Study Guide

Star Wars: A New Hope R2-D2 and C-3PO (Anthony Daniels and Kenny Baker)

R2-D2 and C-3PO (Anthony Daniels and Kenny Baker)

R2-D2 and C-3PO are the odd couple of the Star Wars universe. One is a neurotic, prissy coward designed for etiquette and protocol. The other is a droid that looks like a garbage can with a penchant for adventure. If these two would only stop jet-setting across the galaxy and move in together, we'd have a hit sitcom on our hands.

Unfortunately for a galaxy far, far away, R2 and 3PO are too busy playing their part in the galactic war to settle down for primetime television.

Prime Movers

R2-D2 and C-3PO are the prime movers of the Star Wars saga. They are the film's focus for the first twenty minutes, and we get to know them well before Luke, Han, or any other character. During that time, their actions—more R2 than 3PO really—get the story moving.

R2 receives his mission to deliver a message to Obi-Wan Kenobi from Leia. Through courage and perseverance, he manages to do just that. He uses the escape pod, an act C-3PO notes is "not permitted" and will "get him deactivated for sure." He travels the wastes of Tatooine, tricks Luke into removing his restraining bolt, and then heads into the Sand People's territory. When Luke says, "I've never seen such devotion in a droid before," he doesn't know the half of it.
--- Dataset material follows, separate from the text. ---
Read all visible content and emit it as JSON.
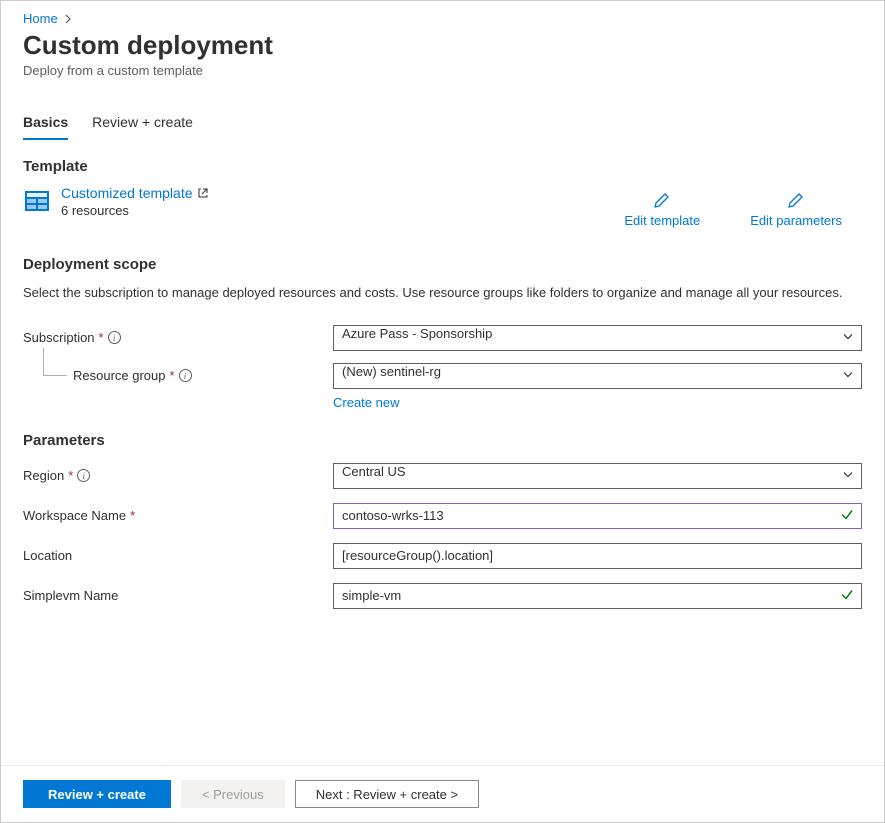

All of R2's actions serve to bring the necessary elements of the hero story together. He brings the plight of the princess to the hero, introducing the hero to the quest he will undertake. He later brings the hero out of his safe home and into the wilderness where he will meet his wizard mentor. Later, R2 will provide the trick necessary to let the hero defeat the dragon (read: Death Star).

It's like the little droid knows how these stories are supposed to go, so he just spends the movie making sure all the plot points are checked off.

Comic Relief

After getting the plot going, R2 and 3PO mainly serve as comic relief. Star Wars brims with some heavy-duty subject matter like war, murder, sacrifice, and genocide. Given that list of awful, the film needs some levity. To provide this, R2-D2 and C-3PO tap into a comic tradition known as the double act.

In the double act, you have two comedians. There's the straight man, who is serious, intelligent and reasonable; then there's the other guy, who is more eccentric and not too bright. The straight man sets up the joke—called "feeding"—and the other guy provides the punch line.

There have been many famous double acts throughout history, such as Stan Laurel and Oliver Hardy and William Abbott & Lou Costello.

Bah-doom Ching!

While the droids are certainly a double act, they don't quite play the straight man straight. Consider this example:

C-3PO: I would much rather have gone with Master Luke than stay here with you. I don't know what all this trouble is about, but I'm sure it must be your fault.

R2-D2: Bleep, blip, bloop.

C-3PO: You watch your language.

C-3PO has a personality type associated with the straight man: He's serious-minded and intelligent. (It makes sense he'd be uptight though. If it weren't for the fact that everyone in Star Wars is a superhero, the situations they find themselves in would be traumatic, and C-3PO is the only one who seems to recognize this fact. When you look at it this way, he might be the most relatable character in the film.)

Yet C-3PO not only the straight man, but also the one who lands the punchlines. Since R2-D2 speaks in only beeps, blips, and whistles, he can only feed C-3PO and the humor needs to be derived from C-3PO's reactions. To add to the comic effect, we can't understand what R2 says, leaving our imaginations to fill in the blank, and as a conversation with anyone who has ever played Mad Libs can attest, people are more than able to fill a blank with all manner of silly worthy nonsense.

Of course, the other characters get in on the act, too. For example:

C-3PO: Master Luke, sir, pardon me for asking, but what should R2 and I do if we're discovered here?

LUKE: Lock the door.

HAN: And hope they don't have blasters.

C-3PO: That isn't very reassuring.

Again, C-3PO is both the straight man—he asks an intelligent question given the situation—and the one who lands the joke.

This is a premium product

Tired of ads?

Join today and never see them again.

Please Wait...